• Eosinophilic keratitis generally shows a dramatic response to topical immunosuppressive therapy

• Morphologic features of feline eosinophilic keratitis:

▪ The epithelium is usually intact but, occasionally, an ulcerated surface may be lined by granular, acellular protein that likely represents granules liberated from eosinophils and/or mast cells. In addition to focal absence or thinning of the epithelium, hypertrophy and hyperplasia of the epithelium may also be seen

▪ The normal superficial lamellar stroma may be completely effaced

▪ Associated new corneal blood vessels can be large and may cross the lesion obliquely
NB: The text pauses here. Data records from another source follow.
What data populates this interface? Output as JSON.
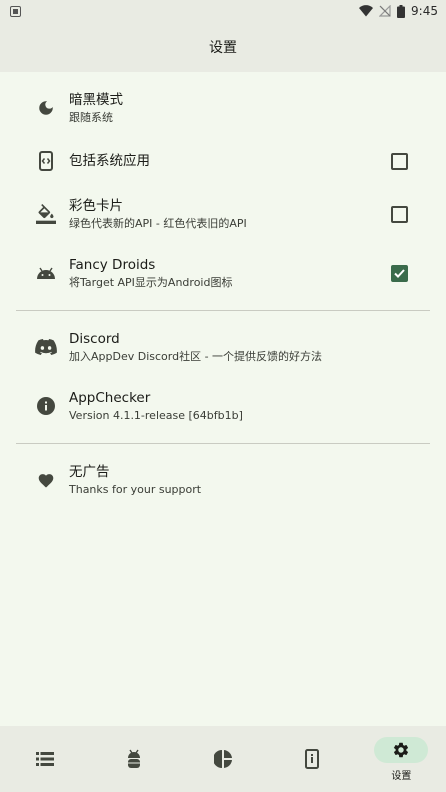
{
  "status_bar": {
    "time": "9:45"
  },
  "app_bar": {
    "title": "设置"
  },
  "settings": {
    "dark_mode": {
      "label": "暗黑模式",
      "sub": "跟随系统",
      "icon": "moon-icon"
    },
    "include_system": {
      "label": "包括系统应用",
      "icon": "system-app-icon",
      "checked": false
    },
    "color_cards": {
      "label": "彩色卡片",
      "sub": "绿色代表新的API - 红色代表旧的API",
      "icon": "paint-bucket-icon",
      "checked": false
    },
    "fancy_droids": {
      "label": "Fancy Droids",
      "sub": "将Target API显示为Android图标",
      "icon": "android-icon",
      "checked": true
    },
    "discord": {
      "label": "Discord",
      "sub": "加入AppDev Discord社区 - 一个提供反馈的好方法",
      "icon": "discord-icon"
    },
    "appchecker": {
      "label": "AppChecker",
      "sub": "Version 4.1.1-release [64bfb1b]",
      "icon": "info-icon"
    },
    "no_ads": {
      "label": "无广告",
      "sub": "Thanks for your support",
      "icon": "heart-icon"
    }
  },
  "bottom_nav": {
    "items": [
      {
        "id": "list",
        "icon": "list-icon"
      },
      {
        "id": "android",
        "icon": "android-bug-icon"
      },
      {
        "id": "chart",
        "icon": "pie-chart-icon"
      },
      {
        "id": "device",
        "icon": "phone-info-icon"
      },
      {
        "id": "settings",
        "icon": "gear-icon",
        "label": "设置",
        "active": true
      }
    ]
  },
  "colors": {
    "accent": "#3a6b4b",
    "background": "#f3f8ee",
    "bar": "#e9ebe3",
    "active_pill": "#cfe9d5"
  }
}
▪ The inflammatory infiltrate is lympho-plasmacytic with variable numbers of eosinophils and mast cells

– Eosinophils often do not dominate the infiltrate and they may even be present in very small numbers.

B9780702027970000084/f15.jpg is missing
Figure 8.15
Feline eosinophilic keratitis, clinical. (A) DSH, 14 years old: the arrow points to one of the many superficial white plaques typical of the disease. (B) DSH, 4 years old: a thick, white, gritty plaque covers most of the cornea. (C) DSH, 1.5 years old: homogeneous white material (arrows) is present over the highly vascularized cornea. (D) DLH, 8 years old: the arrow points to a superficial white plaque on the vascularized cornea.

B9780702027970000084/f16.jpg is missing
Figure 8.16
Feline eosinophilic keratitis, pathology. (A) Low magnification photomicrograph of a feline cornea showing the features of eosinophilic keratitis. There is abrupt effacement of anterior lamellar stroma by heavily vascularized, loose edematous connective tissue and an inflammatory cell infiltrate (arrows). (B) Higher magnification photomicrograph showing the surface epithelium with deep epithelial pegs extending into the loose stroma. (C) In this photomicrograph, an ulcerated surface is carpeted by hypereosinophilic protein material (*), a rare feature of feline eosinophilic keratitis.


These three conditions share similar clinical and morphologic features to an extent that, in the cases submitted to COPLOW, it has not been possible to distinguish one syndrome from another. There are 16 cases in the COPLOW collection, with clinical or morphologic features suggesting one or the other of these syndromes. However, samples are seldom submitted from cases with a clinical diagnosis of eosinophilic keratitis for histopathologic evaluation, because the diagnosis is frequently made by cytology.

• These conditions present as superficial recurrent or non-healing ulcers affecting the peripheral cornea

• Similar clinical and histopathological findings have been reported in horses with ocular onchocerciasis, in which microfilaria have been identified within the corneal or conjunctival tissues

B9780702027970000084/f17.jpg is missing
Figure 8.17
Equine superficial sequestrum/eosinophilic keratitis. (A) Photomicrograph of the epithelium from a horse with equine eosinophilic keratitis or superficial sequestrum. The thin membranous sequestered protein material is wrinkled at the base of the epithelium (arrow). (B) A fragment of sequestered membrane (black) is entrapped by the epithelium that has reformed around it (Verhoeff’s elastic stain). (C) Photomicrograph showing a poorly attached epithelium, a wrinkled remnant of sequestered membrane and an eosinophilic infiltrate, an infrequent finding in a pathology specimen. (D) Photomicrograph showing a thick and doubled sequestrum membrane on the surface of an ulcerative lesion. (E) Thoroughbred, adult: the large white gritty superficial deposit was also fluorescein-positive. (F) American Quarter Horse, 11 years old: superficial corneal vessels and multiple white precipitates are present. Conjunctival cytology demonstrates many eosinophils.

Only gold members can continue reading. Log In or Register to continue

Aug 26, 2016 | Posted by in INTERNAL MEDICINE | Comments Off on Diseases of the cornea and sclera
Premium Wordpress Themes by UFO Themes